In addition to the wealth of hard scientific information on the Châteauguay watershed, the special issue includes an article exploring groundwater allocation on the Québec side of the watershed from a social science perspective: Marie-Pierre Dagenais, Analyse Sociologique de l'Allocation de l'Eau Souterraine: L'Exemple de Franklin, Québec, p.543 & ff (in French). The events studied by Dagenais' article relate to commercial bottling projects on a municipal territory in an agricultural zone.

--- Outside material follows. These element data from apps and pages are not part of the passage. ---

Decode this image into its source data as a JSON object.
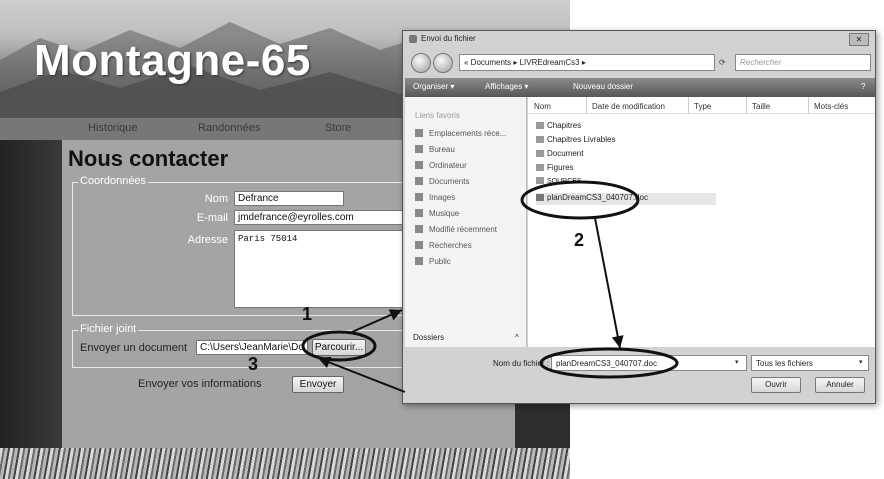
{
  "site": {
    "title": "Montagne-65",
    "nav": [
      "Historique",
      "Randonnées",
      "Store"
    ],
    "heading": "Nous contacter",
    "coordonnees": {
      "legend": "Coordonnées",
      "nom_label": "Nom",
      "nom_value": "Defrance",
      "email_label": "E-mail",
      "email_value": "jmdefrance@eyrolles.com",
      "adresse_label": "Adresse",
      "adresse_value": "Paris 75014"
    },
    "fichier": {
      "legend": "Fichier joint",
      "label": "Envoyer un document",
      "path_value": "C:\\Users\\JeanMarie\\Do",
      "browse_label": "Parcourir..."
    },
    "submit": {
      "label": "Envoyer vos informations",
      "button": "Envoyer"
    }
  },
  "dialog": {
    "title": "Envoi du fichier",
    "close": "✕",
    "address": "« Documents ▸ LIVREdreamCs3 ▸",
    "search_placeholder": "Rechercher",
    "toolbar": {
      "organize": "Organiser ▾",
      "views": "Affichages ▾",
      "new_folder": "Nouveau dossier"
    },
    "favorites_header": "Liens favoris",
    "favorites": [
      "Emplacements réce...",
      "Bureau",
      "Ordinateur",
      "Documents",
      "Images",
      "Musique",
      "Modifié récemment",
      "Recherches",
      "Public"
    ],
    "folders_label": "Dossiers",
    "columns": [
      "Nom",
      "Date de modification",
      "Type",
      "Taille",
      "Mots-clés"
    ],
    "files": [
      "Chapitres",
      "Chapitres Livrables",
      "Document",
      "Figures",
      "SOURCES",
      "planDreamCS3_040707.doc"
    ],
    "filename_label": "Nom du fichier :",
    "filename_value": "planDreamCS3_040707.doc",
    "filter_value": "Tous les fichiers",
    "open_button": "Ouvrir",
    "cancel_button": "Annuler"
  },
  "annotations": {
    "step1": "1",
    "step2": "2",
    "step3": "3"
  }
}
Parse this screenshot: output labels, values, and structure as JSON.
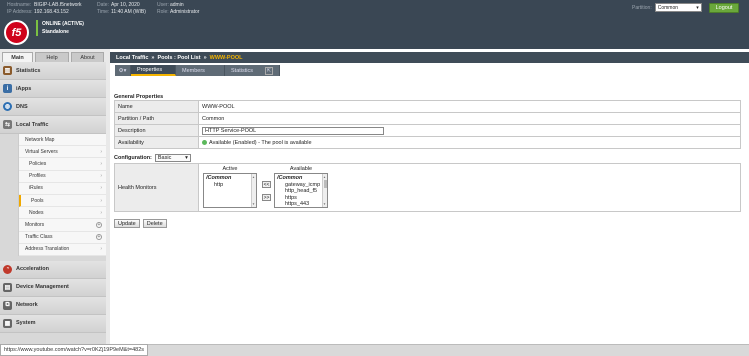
{
  "header": {
    "info": [
      {
        "key": "Hostname:",
        "value": "BIGIP-LAB.f5network"
      },
      {
        "key": "IP Address:",
        "value": "192.168.43.152"
      },
      {
        "key": "Date:",
        "value": "Apr 10, 2020"
      },
      {
        "key": "Time:",
        "value": "11:40 AM (WIB)"
      },
      {
        "key": "User:",
        "value": "admin"
      },
      {
        "key": "Role:",
        "value": "Administrator"
      }
    ],
    "status_line1": "ONLINE (ACTIVE)",
    "status_line2": "Standalone",
    "logo_text": "f5",
    "partition_label": "Partition:",
    "partition_value": "Common",
    "logout_label": "Logout"
  },
  "nav": {
    "tabs": [
      "Main",
      "Help",
      "About"
    ],
    "sections_top": [
      {
        "label": "Statistics",
        "icon": "chart-icon",
        "color": "#8a5a2b"
      },
      {
        "label": "iApps",
        "icon": "iapps-icon",
        "color": "#3b6ea5"
      },
      {
        "label": "DNS",
        "icon": "globe-icon",
        "color": "#2c6fb3"
      },
      {
        "label": "Local Traffic",
        "icon": "local-traffic-icon",
        "color": "#777"
      }
    ],
    "local_traffic_items": [
      {
        "label": "Network Map"
      },
      {
        "label": "Virtual Servers"
      },
      {
        "label": "Policies"
      },
      {
        "label": "Profiles"
      },
      {
        "label": "iRules"
      },
      {
        "label": "Pools"
      },
      {
        "label": "Nodes"
      },
      {
        "label": "Monitors"
      },
      {
        "label": "Traffic Class"
      },
      {
        "label": "Address Translation"
      }
    ],
    "sections_bottom": [
      {
        "label": "Acceleration",
        "icon": "gauge-icon",
        "color": "#c0392b"
      },
      {
        "label": "Device Management",
        "icon": "device-icon",
        "color": "#666"
      },
      {
        "label": "Network",
        "icon": "network-icon",
        "color": "#666"
      },
      {
        "label": "System",
        "icon": "system-icon",
        "color": "#666"
      }
    ]
  },
  "breadcrumb": {
    "part1": "Local Traffic",
    "sep1": "»",
    "part2": "Pools : Pool List",
    "sep2": "»",
    "current": "WWW-POOL"
  },
  "subtabs": [
    "Properties",
    "Members",
    "Statistics"
  ],
  "general": {
    "title": "General Properties",
    "rows": [
      {
        "label": "Name",
        "value": "WWW-POOL"
      },
      {
        "label": "Partition / Path",
        "value": "Common"
      },
      {
        "label": "Description",
        "value": "HTTP Service-POOL"
      },
      {
        "label": "Availability",
        "value": "Available (Enabled) - The pool is available"
      }
    ]
  },
  "configuration": {
    "label": "Configuration:",
    "value": "Basic"
  },
  "health_monitors": {
    "label": "Health Monitors",
    "active_title": "Active",
    "available_title": "Available",
    "active_group": "/Common",
    "active_items": [
      "http"
    ],
    "available_group": "/Common",
    "available_items": [
      "gateway_icmp",
      "http_head_f5",
      "https",
      "https_443"
    ],
    "move_left": "<<",
    "move_right": ">>"
  },
  "buttons": {
    "update": "Update",
    "delete": "Delete"
  },
  "status_url": "https://www.youtube.com/watch?v=r0KZj19P9eM&t=482s"
}
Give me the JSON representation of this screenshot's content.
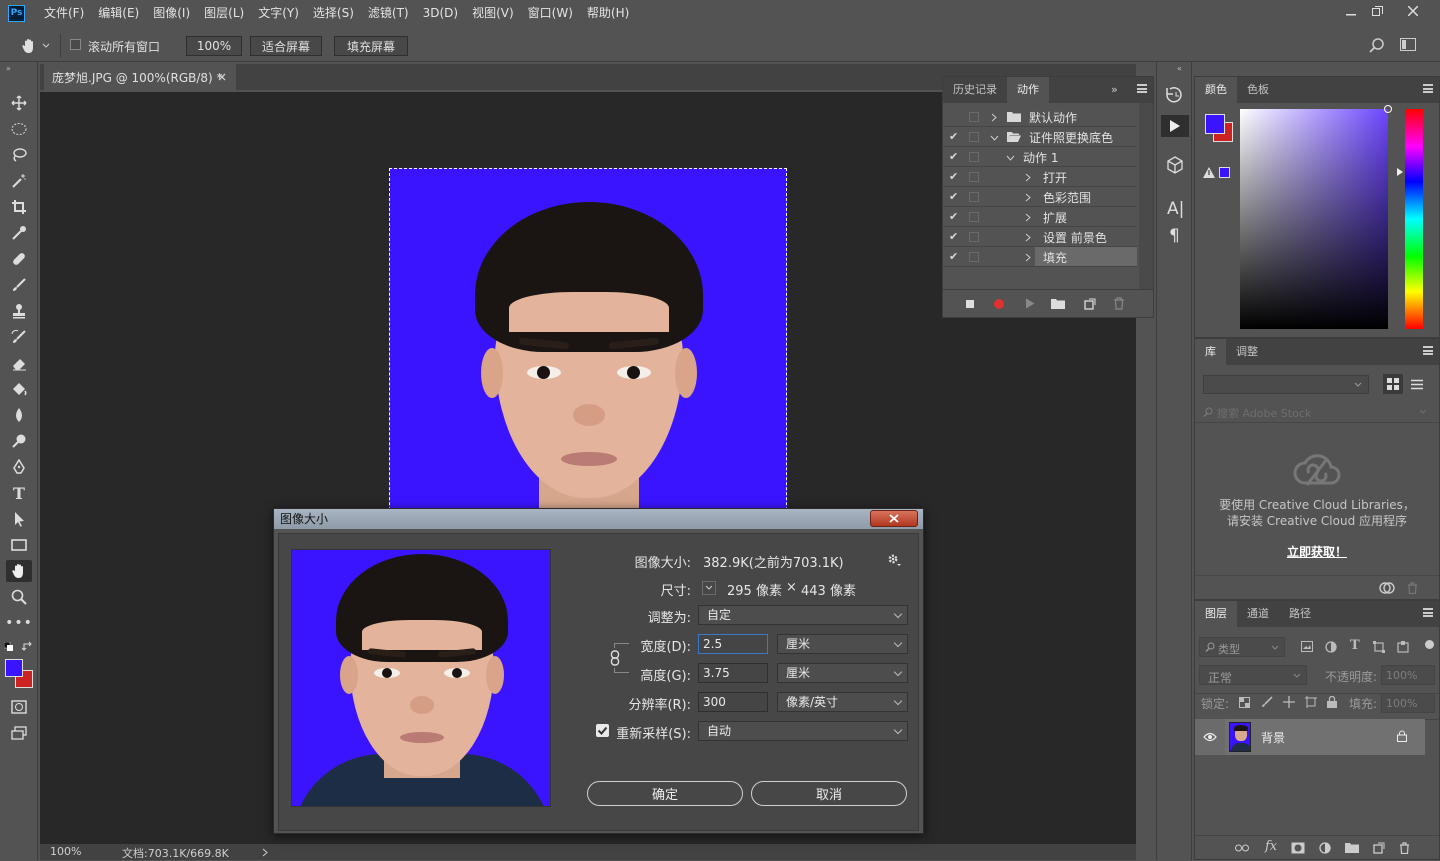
{
  "menubar": {
    "logo": "Ps",
    "items": [
      "文件(F)",
      "编辑(E)",
      "图像(I)",
      "图层(L)",
      "文字(Y)",
      "选择(S)",
      "滤镜(T)",
      "3D(D)",
      "视图(V)",
      "窗口(W)",
      "帮助(H)"
    ]
  },
  "options": {
    "scroll_all_label": "滚动所有窗口",
    "zoom": "100%",
    "fit_screen": "适合屏幕",
    "fill_screen": "填充屏幕"
  },
  "document": {
    "tab_title": "庞梦旭.JPG @ 100%(RGB/8) *",
    "zoom": "100%",
    "doc_info": "文档:703.1K/669.8K",
    "background_color": "#3a13ff"
  },
  "actions_panel": {
    "tabs": [
      "历史记录",
      "动作"
    ],
    "rows": [
      {
        "checked": false,
        "label": "默认动作"
      },
      {
        "checked": true,
        "label": "证件照更换底色"
      },
      {
        "checked": true,
        "label": "动作 1"
      },
      {
        "checked": true,
        "label": "打开"
      },
      {
        "checked": true,
        "label": "色彩范围"
      },
      {
        "checked": true,
        "label": "扩展"
      },
      {
        "checked": true,
        "label": "设置 前景色"
      },
      {
        "checked": true,
        "label": "填充"
      }
    ]
  },
  "color_panel": {
    "tabs": [
      "颜色",
      "色板"
    ],
    "foreground": "#3a13ff",
    "background": "#cc2222"
  },
  "library_panel": {
    "tabs": [
      "库",
      "调整"
    ],
    "search_placeholder": "搜索 Adobe Stock",
    "message_line1": "要使用 Creative Cloud Libraries，",
    "message_line2": "请安装 Creative Cloud 应用程序",
    "get_now": "立即获取！"
  },
  "layers_panel": {
    "tabs": [
      "图层",
      "通道",
      "路径"
    ],
    "filter_label": "类型",
    "blend_mode": "正常",
    "opacity_label": "不透明度:",
    "opacity_value": "100%",
    "lock_label": "锁定:",
    "fill_label": "填充:",
    "fill_value": "100%",
    "layer_name": "背景"
  },
  "dialog": {
    "title": "图像大小",
    "image_size_label": "图像大小:",
    "image_size_value": "382.9K(之前为703.1K)",
    "dimensions_label": "尺寸:",
    "dimensions_width": "295 像素",
    "dimensions_x": "×",
    "dimensions_height": "443 像素",
    "fit_to_label": "调整为:",
    "fit_to_value": "自定",
    "width_label": "宽度(D):",
    "width_value": "2.5",
    "width_unit": "厘米",
    "height_label": "高度(G):",
    "height_value": "3.75",
    "height_unit": "厘米",
    "resolution_label": "分辨率(R):",
    "resolution_value": "300",
    "resolution_unit": "像素/英寸",
    "resample_label": "重新采样(S):",
    "resample_value": "自动",
    "ok": "确定",
    "cancel": "取消"
  }
}
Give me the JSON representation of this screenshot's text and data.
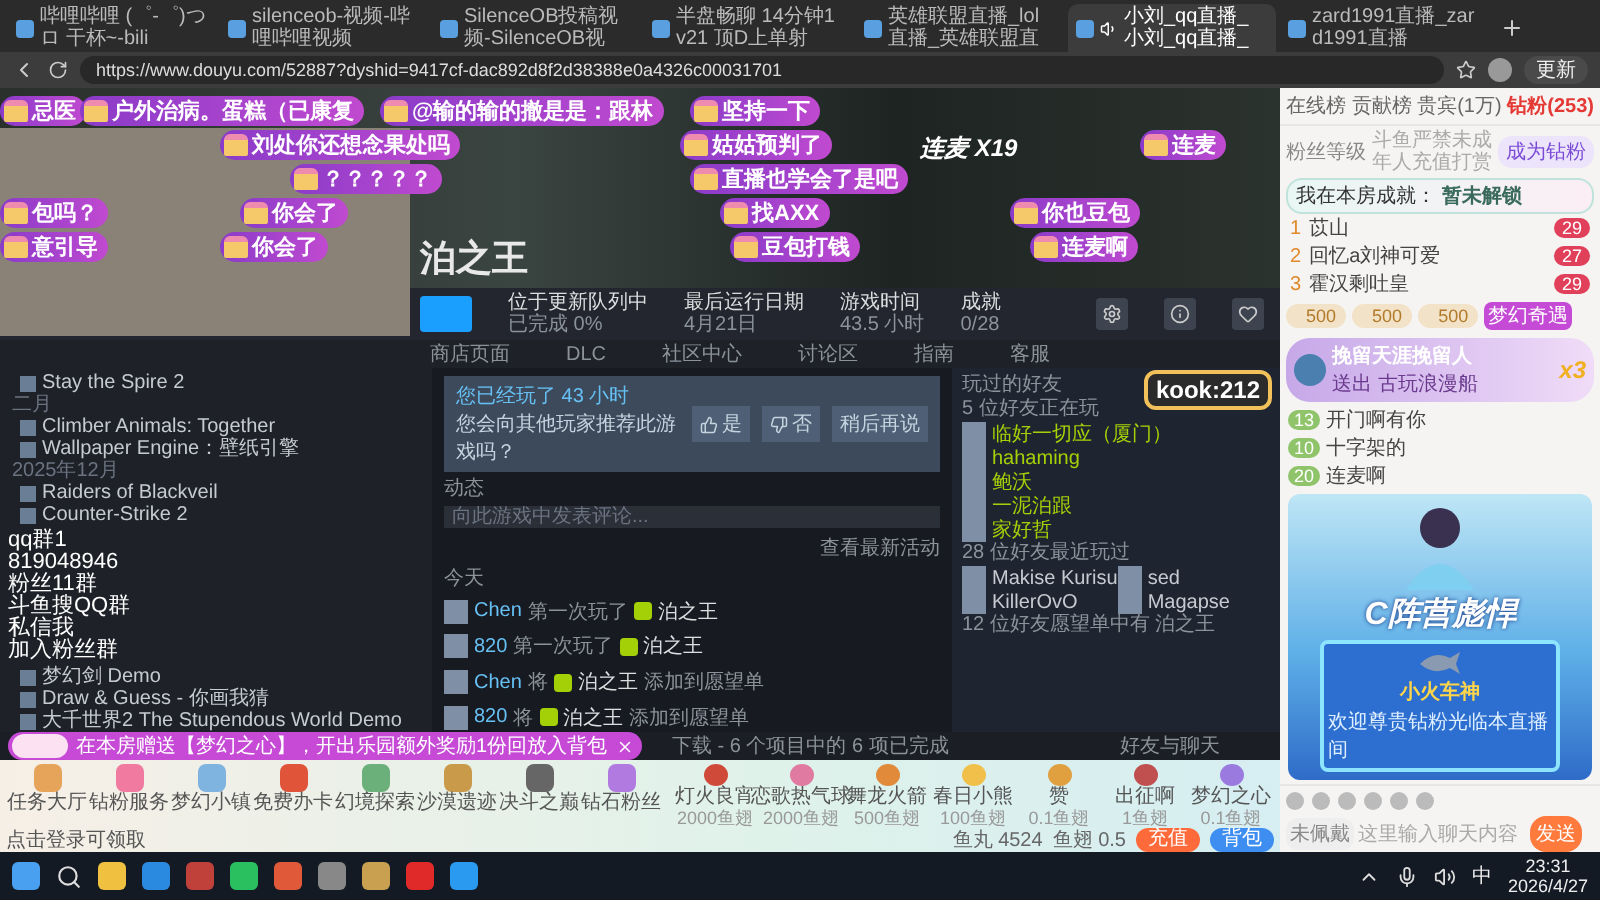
{
  "browser": {
    "tabs": [
      {
        "title": "哔哩哔哩 (゜-゜)つロ 干杯~-bili",
        "selected": false,
        "audio": false
      },
      {
        "title": "silenceob-视频-哔哩哔哩视频",
        "selected": false,
        "audio": false
      },
      {
        "title": "SilenceOB投稿视频-SilenceOB视",
        "selected": false,
        "audio": false
      },
      {
        "title": "半盘畅聊 14分钟1v21 顶D上单射",
        "selected": false,
        "audio": false
      },
      {
        "title": "英雄联盟直播_lol直播_英雄联盟直",
        "selected": false,
        "audio": false
      },
      {
        "title": "小刘_qq直播_小刘_qq直播_",
        "selected": true,
        "audio": true
      },
      {
        "title": "zard1991直播_zard1991直播",
        "selected": false,
        "audio": false
      }
    ],
    "url": "https://www.douyu.com/52887?dyshid=9417cf-dac892d8f2d38388e0a4326c00031701",
    "update_button": "更新"
  },
  "video": {
    "hero_title": "泊之王",
    "stats": [
      {
        "label": "位于更新队列中",
        "value": "已完成 0%"
      },
      {
        "label": "最后运行日期",
        "value": "4月21日"
      },
      {
        "label": "游戏时间",
        "value": "43.5 小时"
      },
      {
        "label": "成就",
        "value": "0/28"
      }
    ],
    "steam_tabs": [
      "商店页面",
      "DLC",
      "社区中心",
      "讨论区",
      "指南",
      "客服"
    ],
    "game_list": [
      {
        "kind": "game",
        "label": "Stay the Spire 2"
      },
      {
        "kind": "header",
        "label": "二月"
      },
      {
        "kind": "game",
        "label": "Climber Animals: Together"
      },
      {
        "kind": "game",
        "label": "Wallpaper Engine：壁纸引擎"
      },
      {
        "kind": "header",
        "label": "2025年12月"
      },
      {
        "kind": "game",
        "label": "Raiders of Blackveil"
      },
      {
        "kind": "game",
        "label": "Counter-Strike 2"
      }
    ],
    "game_list_more": [
      {
        "kind": "game",
        "label": "梦幻剑 Demo"
      },
      {
        "kind": "game",
        "label": "Draw & Guess - 你画我猜"
      },
      {
        "kind": "game",
        "label": "大千世界2 The Stupendous World Demo"
      }
    ],
    "stream_overlay": [
      "qq群1",
      "819048946",
      "粉丝11群",
      "斗鱼搜QQ群",
      "私信我",
      "加入粉丝群"
    ],
    "review": {
      "title": "您已经玩了 43 小时",
      "question": "您会向其他玩家推荐此游戏吗？",
      "buttons": [
        "是",
        "否",
        "稍后再说"
      ]
    },
    "activity": {
      "title": "动态",
      "placeholder": "向此游戏中发表评论...",
      "link": "查看最新活动",
      "day": "今天",
      "items": [
        {
          "user": "Chen",
          "action": "第一次玩了",
          "game": "泊之王"
        },
        {
          "user": "820",
          "action": "第一次玩了",
          "game": "泊之王"
        },
        {
          "user": "Chen",
          "action": "将",
          "game": "泊之王",
          "tail": "添加到愿望单"
        },
        {
          "user": "820",
          "action": "将",
          "game": "泊之王",
          "tail": "添加到愿望单"
        }
      ]
    },
    "friends": {
      "title": "玩过的好友",
      "playing_label": "5 位好友正在玩",
      "playing": [
        "临好一切应（厦门）",
        "hahaming",
        "鲍沃",
        "一泥泊跟",
        "家好哲"
      ],
      "recent_label": "28 位好友最近玩过",
      "recent": [
        "Makise Kurisu",
        "sed",
        "KillerOvO",
        "Magapse"
      ],
      "wishlist": "12 位好友愿望单中有 泊之王"
    },
    "logo_text": "kook:212",
    "downloads": "下载 - 6 个项目中的 6 项已完成",
    "friends_chat": "好友与聊天",
    "danmaku": [
      "忌医",
      "户外治病。蛋糕（已康复",
      "@输的输的撤是是：跟林",
      "坚持一下",
      "刘处你还想念果处吗",
      "姑姑预判了",
      "连麦",
      "？？？？？",
      "直播也学会了是吧",
      "包吗？",
      "你会了",
      "找AXX",
      "你也豆包",
      "意引导",
      "你会了",
      "豆包打钱",
      "连麦啊"
    ],
    "combo": "连麦 X19",
    "notice": "在本房赠送【梦幻之心】，开出乐园额外奖励1份回放入背包"
  },
  "gift_bar": {
    "activities": [
      "任务大厅",
      "钻粉服务",
      "梦幻小镇",
      "免费办卡",
      "幻境探索",
      "沙漠遗迹",
      "决斗之巅",
      "钻石粉丝"
    ],
    "gifts": [
      {
        "name": "灯火良宵",
        "price": "2000鱼翅"
      },
      {
        "name": "恋歌热气球",
        "price": "2000鱼翅"
      },
      {
        "name": "舞龙火箭",
        "price": "500鱼翅"
      },
      {
        "name": "春日小熊",
        "price": "100鱼翅"
      },
      {
        "name": "赞",
        "price": "0.1鱼翅"
      },
      {
        "name": "出征啊",
        "price": "1鱼翅"
      },
      {
        "name": "梦幻之心",
        "price": "0.1鱼翅"
      }
    ],
    "login_hint": "点击登录可领取",
    "balance": [
      {
        "label": "鱼丸",
        "value": "4524"
      },
      {
        "label": "鱼翅",
        "value": "0.5"
      }
    ],
    "recharge": "充值",
    "backpack": "背包"
  },
  "chat": {
    "tabs": [
      {
        "label": "在线榜",
        "selected": false
      },
      {
        "label": "贡献榜",
        "selected": false
      },
      {
        "label": "贵宾(1万)",
        "selected": false
      },
      {
        "label": "钻粉(253)",
        "selected": true
      }
    ],
    "fan_level": "粉丝等级",
    "notice": "斗鱼严禁未成年人充值打赏",
    "join_button": "成为钻粉",
    "achievement_label": "我在本房成就：",
    "achievement_value": "暂未解锁",
    "ranks": [
      {
        "rank": "1",
        "name": "苡山",
        "level": "29"
      },
      {
        "rank": "2",
        "name": "回忆a刘神可爱",
        "level": "27"
      },
      {
        "rank": "3",
        "name": "霍汉剩吐皇",
        "level": "29"
      }
    ],
    "chips": [
      "500",
      "500",
      "500"
    ],
    "event_badge": "梦幻奇遇",
    "announcement": {
      "title": "挽留天涯挽留人",
      "detail": "送出 古玩浪漫船",
      "count": "x3"
    },
    "messages": [
      {
        "level": "13",
        "text": "开门啊有你"
      },
      {
        "level": "10",
        "text": "十字架的"
      },
      {
        "level": "20",
        "text": "连麦啊"
      }
    ],
    "promo": {
      "title": "C阵营彪悍",
      "name": "小火车神",
      "welcome": "欢迎尊贵钻粉光临本直播间"
    },
    "medal": "未佩戴",
    "placeholder": "这里输入聊天内容",
    "send": "发送"
  },
  "taskbar": {
    "ime": "中",
    "time": "23:31",
    "date": "2026/4/27"
  }
}
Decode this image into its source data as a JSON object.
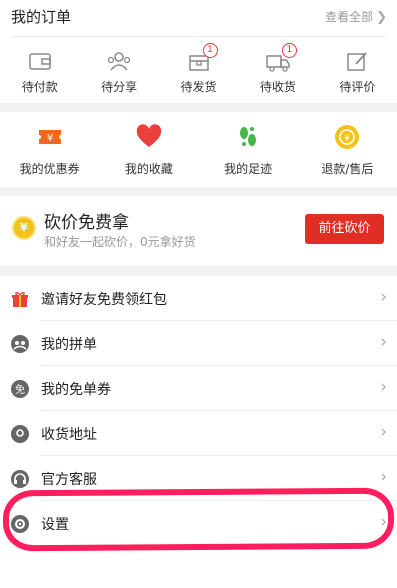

The article shows that municipal residents mobilised together with farmers against the bottling projects due to the possibility of water shortage resulting from increased withdrawal. Lack of reliable information and institutional capacity played a significant part in the escalation of the social conflict from the civil society's perspective. At the same time appeared an asymmetrical relationship where administrative authorities at provincial level favoured direct, bilateral and private information sharing with the bottling project promoters to the exclusion of other stakeholders. It seems that the opacity of the institutions for groundwater allocation, as well as the fragmented skein of applicable laws and regulations played a part in the development of the conflict resulting from the bottling projects (the tail end of the ensuing judicial saga was discussed in an older post).